Exercise details =
Every record gets copied exactly, and no picture goes with it.

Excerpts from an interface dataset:
══════════

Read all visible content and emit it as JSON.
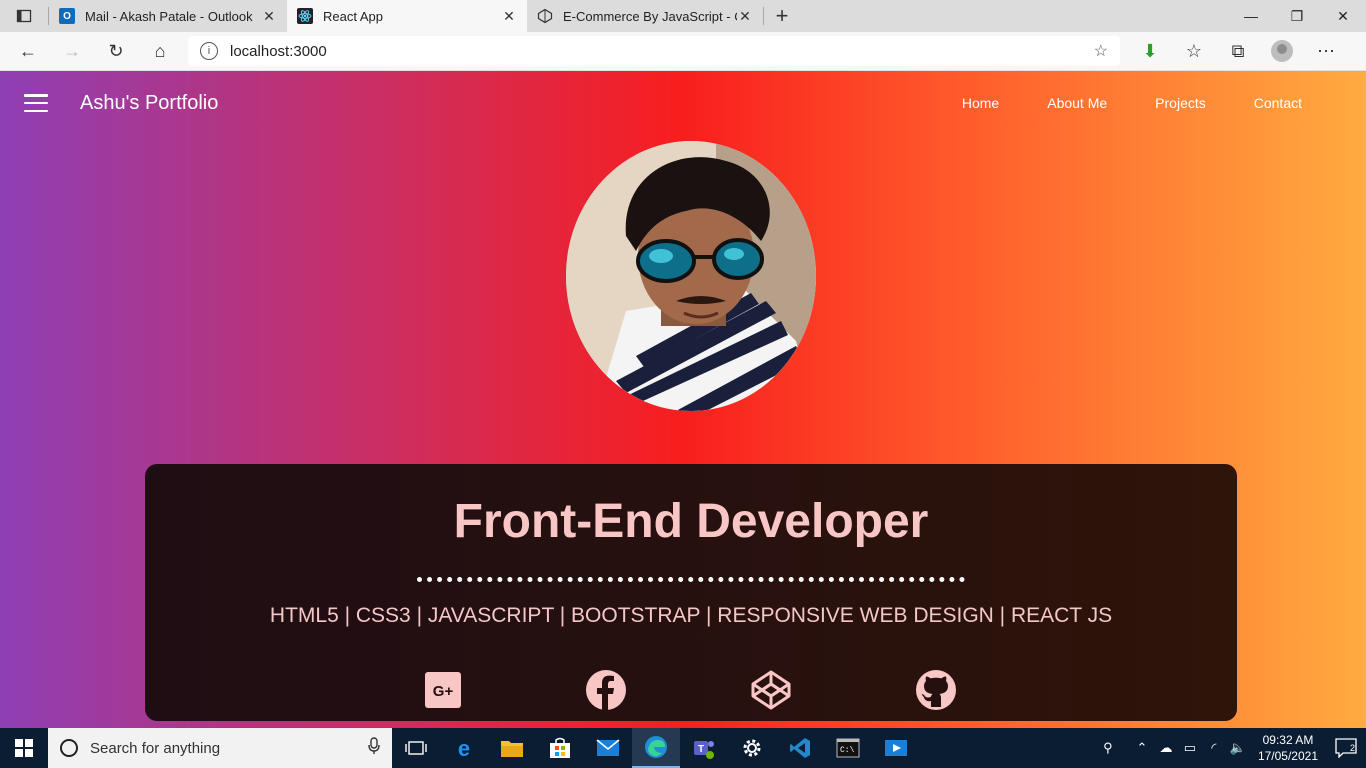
{
  "browser": {
    "tabs": [
      {
        "title": "Mail - Akash Patale - Outlook",
        "icon": "outlook-icon"
      },
      {
        "title": "React App",
        "icon": "react-icon",
        "active": true
      },
      {
        "title": "E-Commerce By JavaScript - Cod",
        "icon": "codepen-icon"
      }
    ],
    "url": "localhost:3000"
  },
  "site": {
    "brand": "Ashu's Portfolio",
    "nav": [
      "Home",
      "About Me",
      "Projects",
      "Contact"
    ],
    "headline": "Front-End Developer",
    "skills": "HTML5 | CSS3 | JAVASCRIPT | BOOTSTRAP | RESPONSIVE WEB DESIGN | REACT JS",
    "socials": [
      "google-plus-icon",
      "facebook-icon",
      "codepen-icon",
      "github-icon"
    ]
  },
  "taskbar": {
    "search_placeholder": "Search for anything",
    "time": "09:32 AM",
    "date": "17/05/2021",
    "notifications": "2"
  },
  "colors": {
    "gradient_left": "#8e3fb4",
    "gradient_mid": "#f81e1e",
    "gradient_right": "#ffab40",
    "card_bg": "#24100f",
    "headline_color": "#f9c6c6"
  }
}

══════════

Answer section =
Read all visible content and emit it as JSON.
{
  "browser": {
    "tabs": [
      {
        "title": "Mail - Akash Patale - Outlook",
        "icon": "outlook-icon"
      },
      {
        "title": "React App",
        "icon": "react-icon",
        "active": true
      },
      {
        "title": "E-Commerce By JavaScript - Cod",
        "icon": "codepen-icon"
      }
    ],
    "url": "localhost:3000"
  },
  "site": {
    "brand": "Ashu's Portfolio",
    "nav": [
      "Home",
      "About Me",
      "Projects",
      "Contact"
    ],
    "headline": "Front-End Developer",
    "skills": "HTML5 | CSS3 | JAVASCRIPT | BOOTSTRAP | RESPONSIVE WEB DESIGN | REACT JS",
    "socials": [
      "google-plus-icon",
      "facebook-icon",
      "codepen-icon",
      "github-icon"
    ]
  },
  "taskbar": {
    "search_placeholder": "Search for anything",
    "time": "09:32 AM",
    "date": "17/05/2021",
    "notifications": "2"
  },
  "colors": {
    "gradient_left": "#8e3fb4",
    "gradient_mid": "#f81e1e",
    "gradient_right": "#ffab40",
    "card_bg": "#24100f",
    "headline_color": "#f9c6c6"
  }
}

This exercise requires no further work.